* **Activity**
Give back the data exactly, with no images.

** Opening Exercise materials block **

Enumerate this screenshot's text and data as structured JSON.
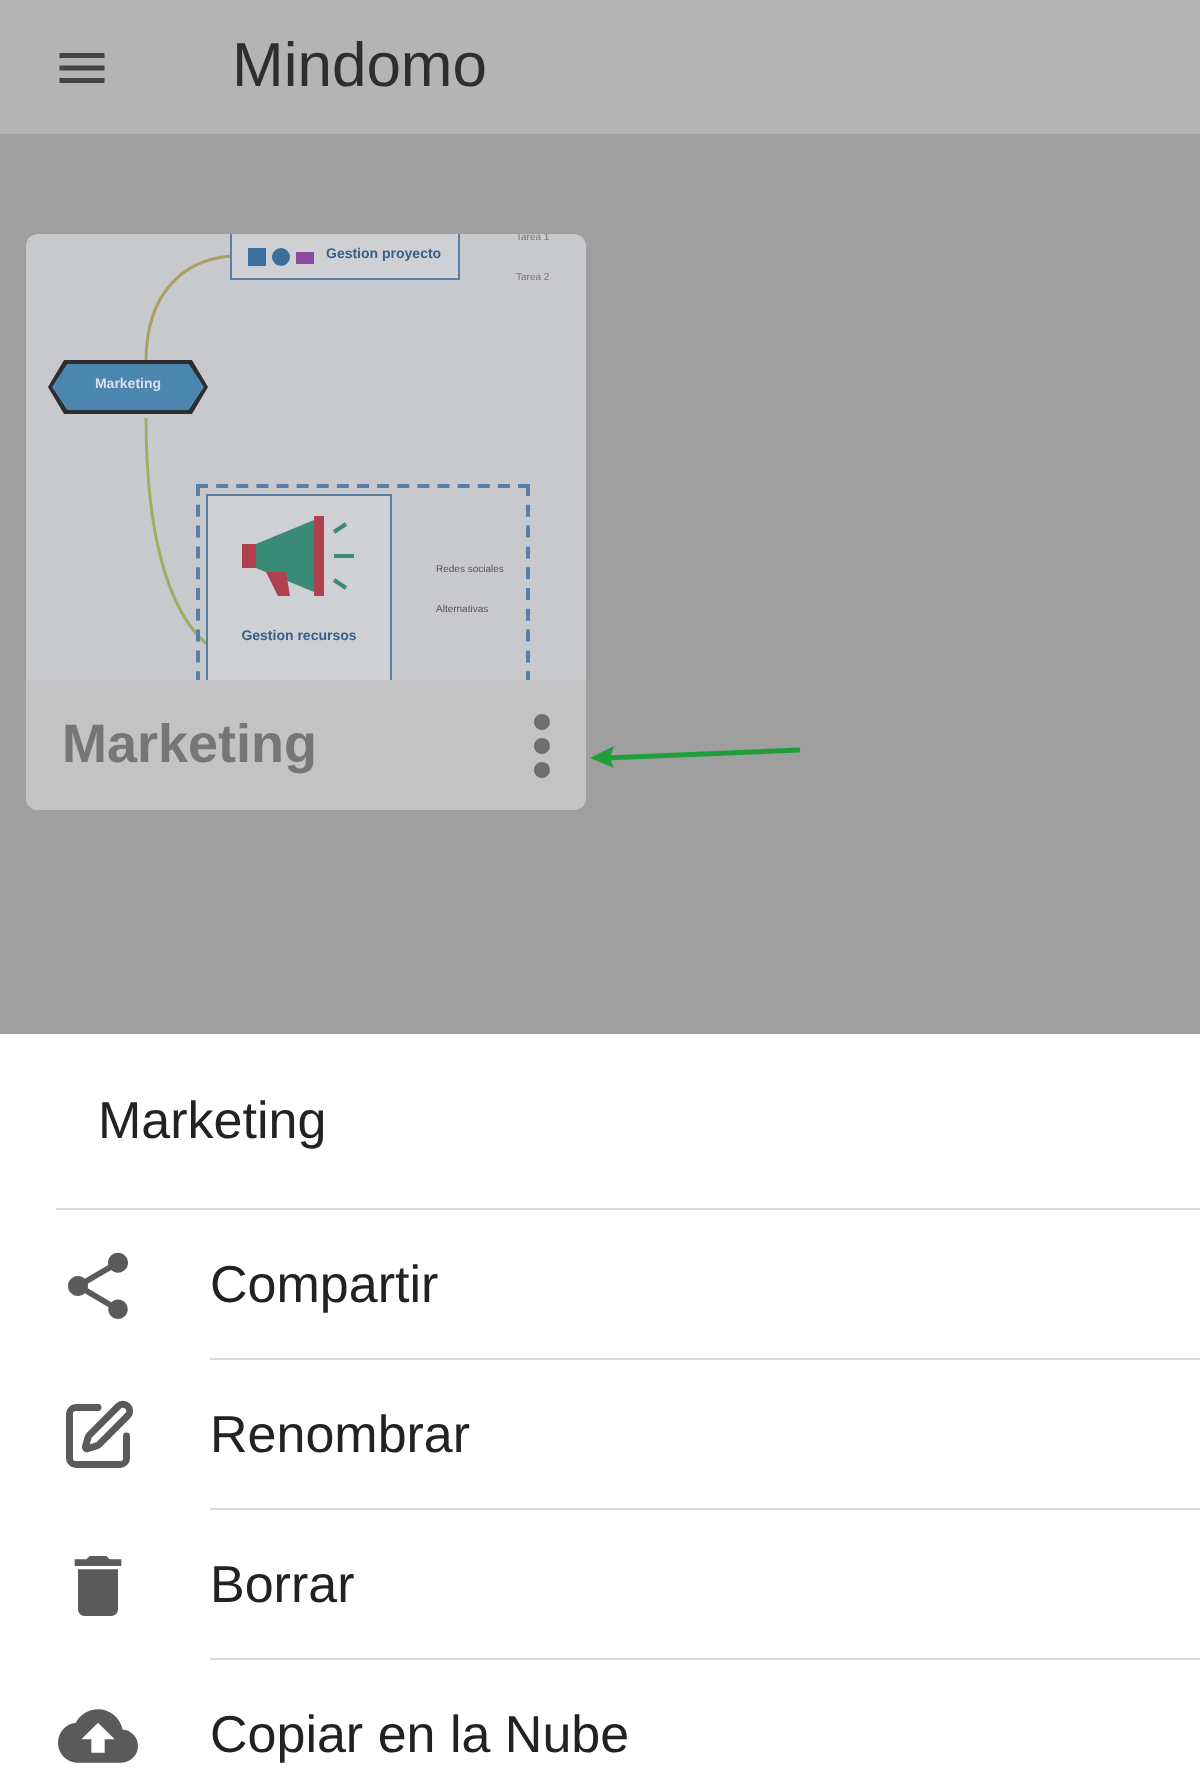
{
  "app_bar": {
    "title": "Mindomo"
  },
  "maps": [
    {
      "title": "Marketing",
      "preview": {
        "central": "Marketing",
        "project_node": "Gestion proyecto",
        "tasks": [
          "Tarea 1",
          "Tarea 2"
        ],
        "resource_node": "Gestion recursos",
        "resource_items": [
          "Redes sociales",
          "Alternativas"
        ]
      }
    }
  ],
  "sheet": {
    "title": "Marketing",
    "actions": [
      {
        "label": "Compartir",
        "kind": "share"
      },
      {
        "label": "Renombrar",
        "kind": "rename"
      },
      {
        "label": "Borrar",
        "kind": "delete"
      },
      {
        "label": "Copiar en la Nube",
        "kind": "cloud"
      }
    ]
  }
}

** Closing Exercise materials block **

* **Exercise solution**
Enumerate this screenshot's text and data as structured JSON.
{
  "app_bar": {
    "title": "Mindomo"
  },
  "maps": [
    {
      "title": "Marketing",
      "preview": {
        "central": "Marketing",
        "project_node": "Gestion proyecto",
        "tasks": [
          "Tarea 1",
          "Tarea 2"
        ],
        "resource_node": "Gestion recursos",
        "resource_items": [
          "Redes sociales",
          "Alternativas"
        ]
      }
    }
  ],
  "sheet": {
    "title": "Marketing",
    "actions": [
      {
        "label": "Compartir",
        "kind": "share"
      },
      {
        "label": "Renombrar",
        "kind": "rename"
      },
      {
        "label": "Borrar",
        "kind": "delete"
      },
      {
        "label": "Copiar en la Nube",
        "kind": "cloud"
      }
    ]
  }
}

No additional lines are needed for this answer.